United Airlines has settled with Dr. David Dao after he was dragged off a flight earlier this month.
As part of the deal, the settlement amount remains confidential.
Earlier Thursday, United unveiled a slew of policy changes that it hopes will prevent a repeat of the public relations disaster that has engulfed the company after Dao was forcibly removed from a plane on April 9.
Dao was a passenger on Flight 3411 from Chicago to Louisville, which was overbooked. He and other passengers were offered $800 to give up their seats for United crew members.
The airline said it will now offer up to $10,000 to customers who volunteer to give up their seats on an overbooked flight. In the incident involving Dao, he and other passengers were offered $800.
Social media erupted in fury after videos and photos of the incident circulated. CEO Oscar Munoz drew fire when he used the euphemism “re-accomodate” in a public statement to describe what happened to Dao.
Munoz did not improve the situation when he said Dao was “disruptive and belligerent” in an email to employees. He has since changed his tune and repeatedly apologized for how the airline handled the situation.
United should be applauded “for this acceptance of corporate accountability,” said Thomas Demetrio, one of Dao’s lawyers.
“Dr. Dao has become the unintended champion for the adoption of changes which will certainly help improve the lives of literally millions of travelers,” Demetrio said. “I sincerely hope that all other airlines make similar changes and follow United’s lead in helping to improve the passenger flying experience with an emphasis on empathy, patience, respect and dignity.”
United said in a statement that it is pleased to have reached an “amicable resolution.”
“We look forward to implementing the improvements we have announced, which will put our customers at the center of everything we do,” the airline said.
Shares of United pared losses, nearing session highs after the news.
This story is developing.
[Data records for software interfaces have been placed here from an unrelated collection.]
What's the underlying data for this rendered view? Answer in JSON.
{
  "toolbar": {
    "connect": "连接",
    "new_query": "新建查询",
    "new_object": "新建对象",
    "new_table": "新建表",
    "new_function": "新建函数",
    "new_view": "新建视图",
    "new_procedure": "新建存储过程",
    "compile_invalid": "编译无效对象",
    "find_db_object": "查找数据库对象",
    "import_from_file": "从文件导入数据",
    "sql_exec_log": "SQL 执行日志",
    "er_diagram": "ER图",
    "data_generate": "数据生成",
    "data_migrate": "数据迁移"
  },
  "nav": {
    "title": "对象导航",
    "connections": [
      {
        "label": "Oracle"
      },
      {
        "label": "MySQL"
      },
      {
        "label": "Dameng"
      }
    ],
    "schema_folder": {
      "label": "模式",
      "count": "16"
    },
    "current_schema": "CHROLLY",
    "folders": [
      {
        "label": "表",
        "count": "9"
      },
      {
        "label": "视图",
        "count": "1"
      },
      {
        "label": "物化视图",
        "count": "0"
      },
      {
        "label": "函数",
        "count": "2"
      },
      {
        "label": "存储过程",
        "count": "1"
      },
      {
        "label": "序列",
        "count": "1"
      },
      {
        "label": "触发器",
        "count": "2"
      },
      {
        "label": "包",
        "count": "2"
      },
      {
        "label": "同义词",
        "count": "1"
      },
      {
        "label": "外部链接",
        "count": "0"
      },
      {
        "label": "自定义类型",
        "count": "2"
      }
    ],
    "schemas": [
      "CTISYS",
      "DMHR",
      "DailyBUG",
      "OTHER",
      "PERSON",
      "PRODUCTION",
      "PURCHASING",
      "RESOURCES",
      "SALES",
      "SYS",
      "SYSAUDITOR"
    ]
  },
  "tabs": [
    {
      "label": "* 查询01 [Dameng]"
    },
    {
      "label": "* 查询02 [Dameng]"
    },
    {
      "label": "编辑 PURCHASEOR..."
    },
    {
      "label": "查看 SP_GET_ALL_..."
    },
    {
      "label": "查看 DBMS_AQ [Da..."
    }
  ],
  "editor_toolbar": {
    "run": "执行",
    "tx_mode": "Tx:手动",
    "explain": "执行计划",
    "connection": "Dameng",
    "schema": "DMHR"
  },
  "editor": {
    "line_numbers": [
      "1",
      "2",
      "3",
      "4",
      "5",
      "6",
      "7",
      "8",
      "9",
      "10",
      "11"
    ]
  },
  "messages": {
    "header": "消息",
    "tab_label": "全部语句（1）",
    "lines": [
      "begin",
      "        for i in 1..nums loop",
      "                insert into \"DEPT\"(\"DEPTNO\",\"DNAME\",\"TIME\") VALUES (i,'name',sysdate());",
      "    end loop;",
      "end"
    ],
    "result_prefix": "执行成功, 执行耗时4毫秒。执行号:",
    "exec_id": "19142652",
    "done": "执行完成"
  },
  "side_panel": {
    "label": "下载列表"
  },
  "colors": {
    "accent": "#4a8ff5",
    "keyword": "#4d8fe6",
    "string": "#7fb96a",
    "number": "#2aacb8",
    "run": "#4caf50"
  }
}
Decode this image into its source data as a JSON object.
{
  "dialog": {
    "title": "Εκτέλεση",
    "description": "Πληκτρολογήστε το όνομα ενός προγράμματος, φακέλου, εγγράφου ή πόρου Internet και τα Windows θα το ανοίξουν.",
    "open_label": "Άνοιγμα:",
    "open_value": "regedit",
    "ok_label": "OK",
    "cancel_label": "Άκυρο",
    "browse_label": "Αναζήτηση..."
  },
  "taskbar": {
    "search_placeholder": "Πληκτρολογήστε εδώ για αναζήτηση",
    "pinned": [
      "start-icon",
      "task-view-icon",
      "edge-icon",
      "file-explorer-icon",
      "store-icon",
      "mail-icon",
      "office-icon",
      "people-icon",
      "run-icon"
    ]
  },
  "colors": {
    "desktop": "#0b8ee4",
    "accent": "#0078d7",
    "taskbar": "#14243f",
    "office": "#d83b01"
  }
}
Please check back for further updates.
— Special thanks to CNBC